Conjunctivitis: What is Pink Eye and How Can I Avoid It?
Posted on Wednesday December 28, 2016

Conjunctivitis, or “Pink Eye” as it is more commonly known, is a common eye problem that can be treated relatively easily and avoided using a few simple precautions. Pink eye is something anyone can develop, but it is seen more prominently among younger age groups where children are less cautious about exposure to germs. Students in schools of all levels are at an increased risk because of the increased levels of exposure to germs from other students, this makes it hard for teachers to avoid as well. What is “Pink Eye?” Pink eye occurs when the clear covering on the white of the eye—this is called conjunctiva—becomes inflamed. Despite being transparent, the conjunctiva actually contains blood vessels that overlay the sclera of the eye. When something causes inflammation in the eye the blood vessels in the conjunctiva dilate causing your eyes to become red and “bloodshot.” Conjunctivitis can have several causes (see below), but many eye doctors use the term "pink eye" to refer only to viral conjunctivitis, a highly contagious infection caused by a variety of viruses. Conjunctivitis can be caused by a multitude of different things, but there are precautions you can put in place to reduce your risk of having to deal with this irritating eye affliction: Avoid sharing items you wash your face with such as hand towels, washcloths, and tissues. Remember to cover your mouth and nose when coughing and/or sneezing and then make sure to not rub or touch your eyes. Never under any circumstances should you share your contact lenses with a friend.
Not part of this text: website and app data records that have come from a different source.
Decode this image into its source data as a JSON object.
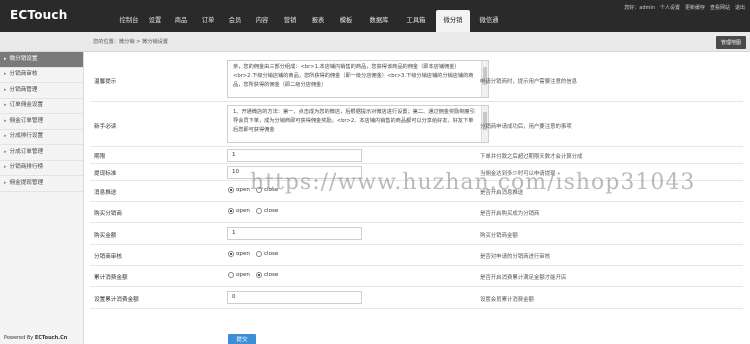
{
  "app": {
    "logo": "ECTouch"
  },
  "nav": {
    "items": [
      "控制台",
      "设置",
      "商品",
      "订单",
      "会员",
      "内容",
      "营销",
      "报表",
      "模板",
      "数据库",
      "工具箱",
      "微分销",
      "微信通"
    ],
    "active_index": 11
  },
  "user_links": [
    "您好：admin",
    "个人设置",
    "更新缓存",
    "查看网站",
    "退出"
  ],
  "breadcrumb": "您的位置：微分销 > 微分销设置",
  "manage_button": "管理地图",
  "sidebar": {
    "items": [
      "微分销设置",
      "分销商审核",
      "分销商管理",
      "订单佣金设置",
      "佣金订单管理",
      "分成排行设置",
      "分成订单管理",
      "分销商排行榜",
      "佣金提现管理"
    ],
    "active_index": 0
  },
  "powered_by": {
    "prefix": "Powered By ",
    "brand": "ECTouch.Cn"
  },
  "form": {
    "notice": {
      "label": "温馨提示",
      "text": "亲，您的佣金由三部分组成：<br>1.本店铺内销售的商品，您获得该商品的佣金（即本店铺佣金）<br>2.下级分销店铺的商品，您所获得的佣金（即一级分店佣金）<br>3.下级分销店铺的分销店铺的商品，您所获得的佣金（即二级分店佣金）",
      "note": "申请分销商时，提示用户需要注意的信息"
    },
    "novice": {
      "label": "新手必读",
      "text": "1、开通微店的方法：第一、点击成为您的微店，后根据提示对微店进行设置；第二、通过佣金奖励制度引导会员下单，成为分销商即可获得佣金奖励。<br>2、本店铺内销售的商品都可以分享给好友，好友下单后您即可获得佣金",
      "note": "分销商申请成功后，用户要注意的事项"
    },
    "period": {
      "label": "期限",
      "value": "1",
      "note": "下单并付款之后超过期限天数才会计算分成"
    },
    "threshold": {
      "label": "提现标准",
      "value": "10",
      "note": "当佣金达到多少时可以申请提现"
    },
    "push": {
      "label": "消息推送",
      "options": [
        "open",
        "close"
      ],
      "selected": 0,
      "note": "是否开启消息推送"
    },
    "buy_become": {
      "label": "购买分销商",
      "options": [
        "open",
        "close"
      ],
      "selected": 0,
      "note": "是否开启购买成为分销商"
    },
    "buy_amount": {
      "label": "购买金额",
      "value": "1",
      "note": "购买分销商金额"
    },
    "audit": {
      "label": "分销商审核",
      "options": [
        "open",
        "close"
      ],
      "selected": 0,
      "note": "是否对申请的分销商进行审核"
    },
    "cumulative": {
      "label": "累计消费金额",
      "options": [
        "open",
        "close"
      ],
      "selected": 1,
      "note": "是否开启消费累计满足金额才能开店"
    },
    "set_amount": {
      "label": "设置累计消费金额",
      "value": "0",
      "note": "设置会员累计消费金额"
    },
    "submit": "提交"
  },
  "watermark": "https://www.huzhan.com/ishop31043"
}
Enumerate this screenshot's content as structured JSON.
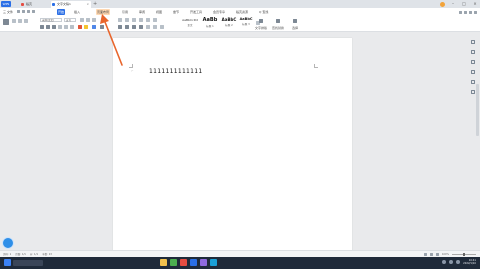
{
  "tabbar": {
    "app_logo": "WPS",
    "tabs": [
      {
        "label": "稻壳",
        "icon": "docer-icon"
      },
      {
        "label": "文字文稿1",
        "icon": "writer-doc-icon"
      }
    ],
    "add_tab": "+",
    "window_controls": [
      "avatar",
      "minimize",
      "maximize",
      "close"
    ]
  },
  "menubar": {
    "left_label": "三 文件",
    "items": [
      "开始",
      "插入",
      "页面布局",
      "引用",
      "审阅",
      "视图",
      "章节",
      "开发工具",
      "会员专享",
      "稻壳资源"
    ],
    "active_item": "开始",
    "highlighted_item": "页面布局",
    "search_label": "Q 查找"
  },
  "ribbon": {
    "font_name": "宋体(正文)",
    "font_size": "五号",
    "styles": [
      {
        "preview": "AaBbCcDd",
        "name": "正文"
      },
      {
        "preview": "AaBb",
        "name": "标题 1"
      },
      {
        "preview": "AaBbC",
        "name": "标题 2"
      },
      {
        "preview": "AaBbC",
        "name": "标题 3"
      }
    ],
    "right_labels": [
      "文字排版",
      "查找替换",
      "选择"
    ]
  },
  "document": {
    "text": "1111111111111"
  },
  "statusbar": {
    "left": [
      "页码: 1",
      "页面: 1/1",
      "节: 1/1",
      "字数: 13"
    ],
    "zoom": "100%"
  },
  "taskbar": {
    "clock_time": "10:41",
    "clock_date": "2022/1/10"
  },
  "colors": {
    "accent": "#2b6fe6",
    "annotation_arrow": "#e8652c"
  }
}
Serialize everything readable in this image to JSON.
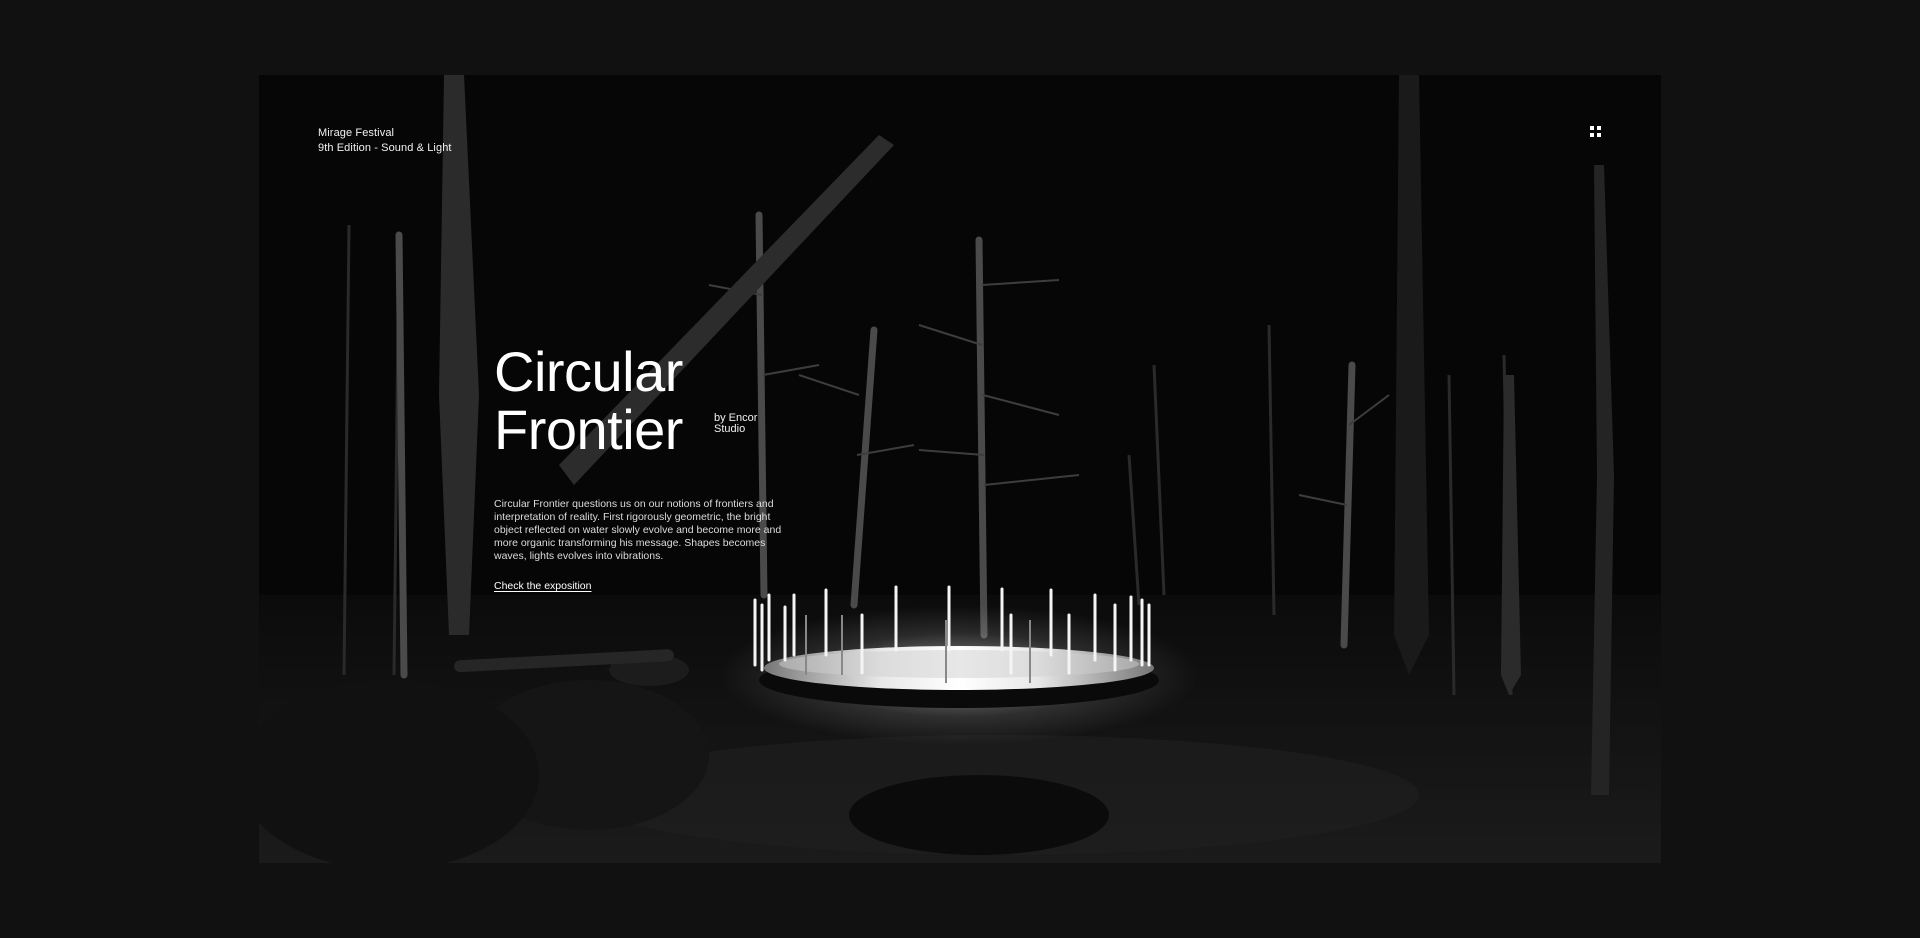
{
  "brand": {
    "name": "Mirage Festival",
    "edition": "9th Edition - Sound & Light"
  },
  "menu": {
    "icon": "grid-menu-icon"
  },
  "hero": {
    "title_line1": "Circular",
    "title_line2": "Frontier",
    "byline_line1": "by Encor",
    "byline_line2": "Studio",
    "description": "Circular Frontier questions us on our notions of frontiers and interpretation of reality. First rigorously geometric, the bright object reflected on water slowly evolve and become more and more organic transforming his message. Shapes becomes waves, lights evolves into vibrations.",
    "cta_label": "Check the exposition"
  },
  "colors": {
    "page_background": "#111111",
    "scene_background": "#060606",
    "text": "#ffffff"
  }
}
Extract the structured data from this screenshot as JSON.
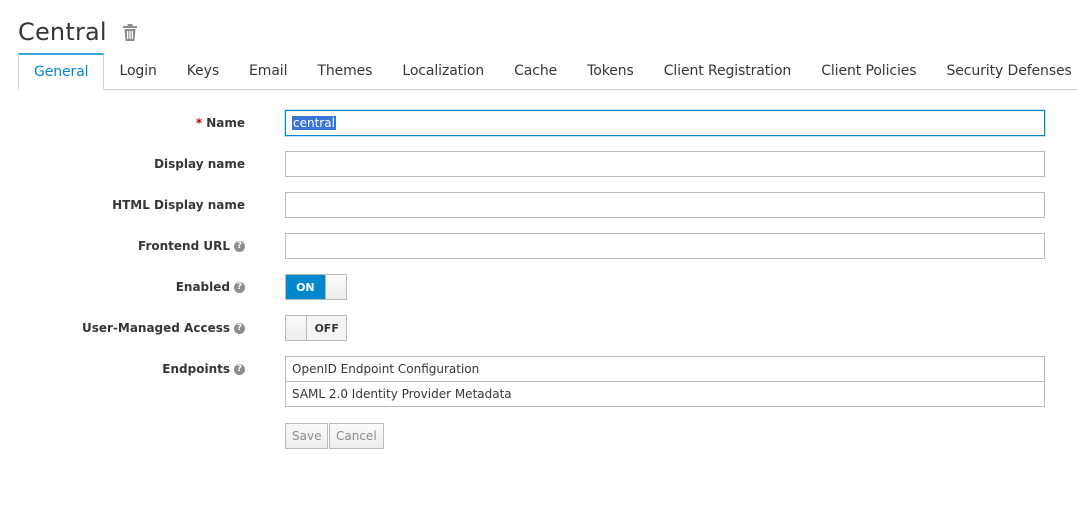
{
  "header": {
    "title": "Central",
    "delete_icon": "trash-icon"
  },
  "tabs": [
    {
      "label": "General",
      "active": true
    },
    {
      "label": "Login"
    },
    {
      "label": "Keys"
    },
    {
      "label": "Email"
    },
    {
      "label": "Themes"
    },
    {
      "label": "Localization"
    },
    {
      "label": "Cache"
    },
    {
      "label": "Tokens"
    },
    {
      "label": "Client Registration"
    },
    {
      "label": "Client Policies"
    },
    {
      "label": "Security Defenses"
    }
  ],
  "form": {
    "name": {
      "label": "Name",
      "required_mark": "*",
      "value": "central"
    },
    "display_name": {
      "label": "Display name",
      "value": ""
    },
    "html_display_name": {
      "label": "HTML Display name",
      "value": ""
    },
    "frontend_url": {
      "label": "Frontend URL",
      "value": ""
    },
    "enabled": {
      "label": "Enabled",
      "state": "ON"
    },
    "user_managed_access": {
      "label": "User-Managed Access",
      "state": "OFF"
    },
    "endpoints": {
      "label": "Endpoints",
      "items": [
        "OpenID Endpoint Configuration",
        "SAML 2.0 Identity Provider Metadata"
      ]
    },
    "help_icon_glyph": "?"
  },
  "buttons": {
    "save": "Save",
    "cancel": "Cancel"
  },
  "colors": {
    "accent": "#0088ce",
    "active_tab_border": "#39a5dc",
    "selection": "#3875d7",
    "required": "#cc0000"
  }
}
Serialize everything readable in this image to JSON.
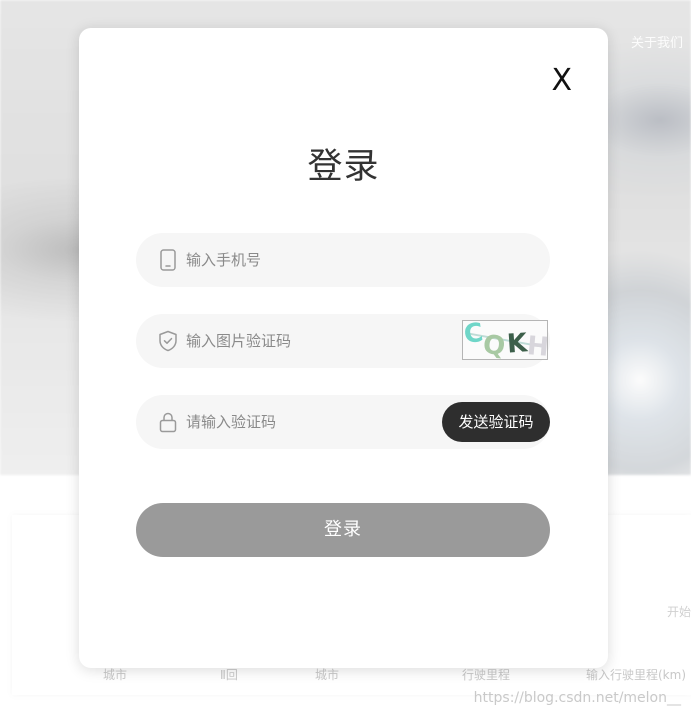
{
  "background": {
    "nav_link": "关于我们",
    "form_labels": [
      "城市",
      "Ⅱ回",
      "城市",
      "行驶里程",
      "输入行驶里程(km)"
    ],
    "right_fragment": "开始",
    "watermark": "https://blog.csdn.net/melon__"
  },
  "modal": {
    "close_label": "X",
    "title": "登录",
    "phone_placeholder": "输入手机号",
    "captcha_placeholder": "输入图片验证码",
    "captcha_text": [
      "C",
      "Q",
      "K",
      "H"
    ],
    "code_placeholder": "请输入验证码",
    "send_code_label": "发送验证码",
    "login_label": "登录"
  },
  "colors": {
    "accent_dark": "#2e2e2e",
    "login_button": "#9a9a9a",
    "field_bg": "#f6f6f6"
  },
  "icons": {
    "phone": "phone-icon",
    "captcha": "shield-check-icon",
    "code": "lock-icon",
    "close": "close-icon"
  }
}
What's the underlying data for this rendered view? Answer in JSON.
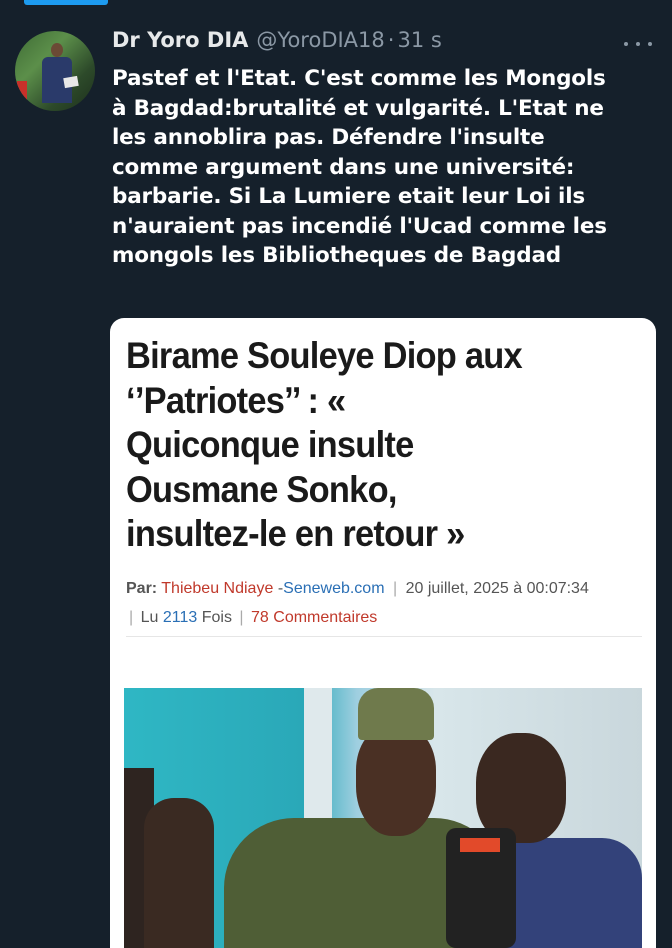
{
  "tweet": {
    "author_name": "Dr Yoro DIA",
    "author_handle": "@YoroDIA18",
    "separator": "·",
    "timestamp": "31 s",
    "text_lines": [
      "Pastef et l'Etat. C'est comme les Mongols",
      "à Bagdad:brutalité et vulgarité. L'Etat ne",
      "les annoblira pas. Défendre l'insulte",
      "comme argument dans une université:",
      "barbarie. Si La Lumiere etait leur Loi  ils",
      "n'auraient pas incendié l'Ucad comme les",
      "mongols les Bibliotheques de Bagdad"
    ]
  },
  "article": {
    "headline_lines": [
      "Birame Souleye Diop aux",
      "‘’Patriotes’’ : «",
      "Quiconque insulte",
      "Ousmane Sonko,",
      "insultez-le en retour »"
    ],
    "by_label": "Par:",
    "author": "Thiebeu Ndiaye",
    "dash": "-",
    "site": "Seneweb.com",
    "date": "20 juillet, 2025 à 00:07:34",
    "read_label": "Lu",
    "read_count": "2113",
    "read_suffix": "Fois",
    "comments": "78 Commentaires"
  },
  "colors": {
    "background": "#15202b",
    "accent": "#1d9bf0",
    "muted": "#8b98a5",
    "author_red": "#c0392b",
    "link_blue": "#2a6fb5"
  },
  "icons": {
    "more": "more-horizontal-icon"
  }
}
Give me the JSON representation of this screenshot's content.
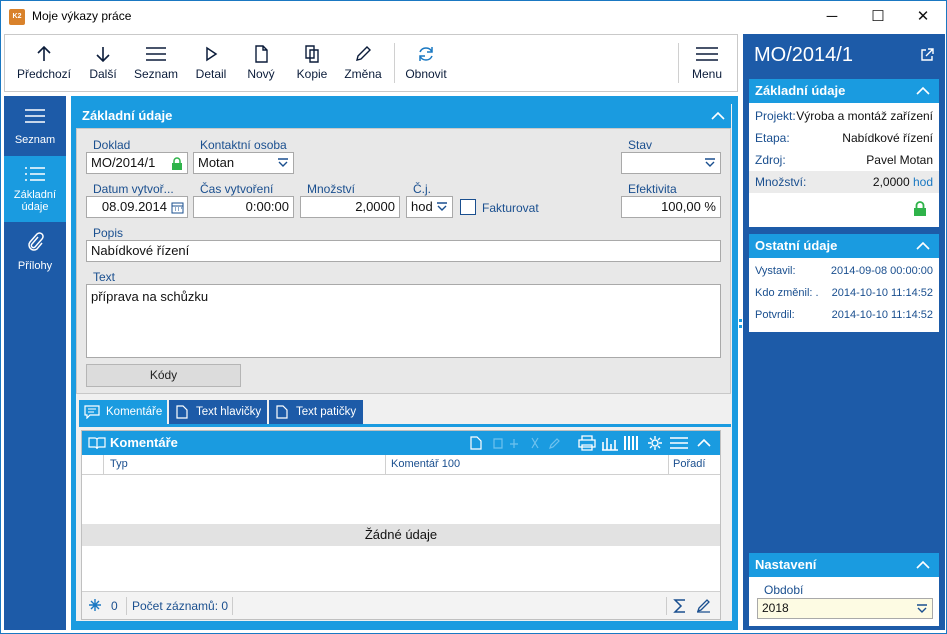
{
  "window": {
    "title": "Moje výkazy práce",
    "logo_text": "K2",
    "minimize": "─",
    "maximize": "☐",
    "close": "✕"
  },
  "toolbar": {
    "previous": "Předchozí",
    "next": "Další",
    "list": "Seznam",
    "detail": "Detail",
    "new": "Nový",
    "copy": "Kopie",
    "change": "Změna",
    "refresh": "Obnovit",
    "menu": "Menu"
  },
  "leftnav": {
    "list": "Seznam",
    "basic_line1": "Základní",
    "basic_line2": "údaje",
    "attachments": "Přílohy"
  },
  "basic": {
    "header": "Základní údaje",
    "doklad_label": "Doklad",
    "doklad_value": "MO/2014/1",
    "contact_label": "Kontaktní osoba",
    "contact_value": "Motan",
    "stav_label": "Stav",
    "stav_value": "",
    "date_label": "Datum vytvoř...",
    "date_value": "08.09.2014",
    "time_label": "Čas vytvoření",
    "time_value": "0:00:00",
    "qty_label": "Množství",
    "qty_value": "2,0000",
    "unit_label": "Č.j.",
    "unit_value": "hod",
    "invoice_label": "Fakturovat",
    "invoice_checked": false,
    "eff_label": "Efektivita",
    "eff_value": "100,00 %",
    "popis_label": "Popis",
    "popis_value": "Nabídkové řízení",
    "text_label": "Text",
    "text_value": "příprava na schůzku",
    "codes_button": "Kódy"
  },
  "tabs": [
    {
      "label": "Komentáře"
    },
    {
      "label": "Text hlavičky"
    },
    {
      "label": "Text patičky"
    }
  ],
  "comments": {
    "header": "Komentáře",
    "columns": [
      "Typ",
      "Komentář 100",
      "Pořadí"
    ],
    "empty_text": "Žádné údaje",
    "filter_count": "0",
    "record_count": "Počet záznamů: 0"
  },
  "right": {
    "title": "MO/2014/1",
    "basic_header": "Základní údaje",
    "project_label": "Projekt:",
    "project_value": "Výroba a montáž zařízení",
    "stage_label": "Etapa:",
    "stage_value": "Nabídkové řízení",
    "source_label": "Zdroj:",
    "source_value": "Pavel Motan",
    "qty_label": "Množství:",
    "qty_value": "2,0000",
    "qty_unit": "hod",
    "other_header": "Ostatní údaje",
    "issued_label": "Vystavil:",
    "issued_value": "2014-09-08 00:00:00",
    "changed_label": "Kdo změnil: .",
    "changed_value": "2014-10-10 11:14:52",
    "confirmed_label": "Potvrdil:",
    "confirmed_value": "2014-10-10 11:14:52",
    "settings_header": "Nastavení",
    "period_label": "Období",
    "period_value": "2018"
  },
  "colors": {
    "accent": "#1a9be0",
    "dark_blue": "#1d5ba8",
    "lock_green": "#2fb34a"
  }
}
Don’t forget to wash your hands frequently, particularly if you are spending time at a public place where germs are more widespread. Always keep some hand sanitizer handy and use it when you don’t have access to soap and water. Clean surfaces that regularly are exposed to a lot of bacteria such as bathroom vanities, sink handles, phones, and kitchen countertops with the proper antiseptic cleaner. Be wary of your allergies.  Pollen can cause your eyes to become very irritated and can bring on symptoms of conjunctivitis. Ask your doctor what you can do to reduce your allergy symptoms. If you are a contact wearer it is important that you follow your eye doctor’s instructions to the letter in regards to lens care and placement.  Make sure to use contact lens solution regularly for your re-usable lenses or consider switching to daily disposables. Always wear goggles while swimming to protect your eyes from bacteria and other microorganisms that reside in the water, these have been known to cause conjunctivitis. Before bathing yourself always be sure to remove your contact lenses so that bacteria doesn’t get trapped between your eyes and the contact lenses. If you believe you might be developing a case of Pink Eye, make sure to call your Eye Doctor so that the proper treatment can be prescribed. :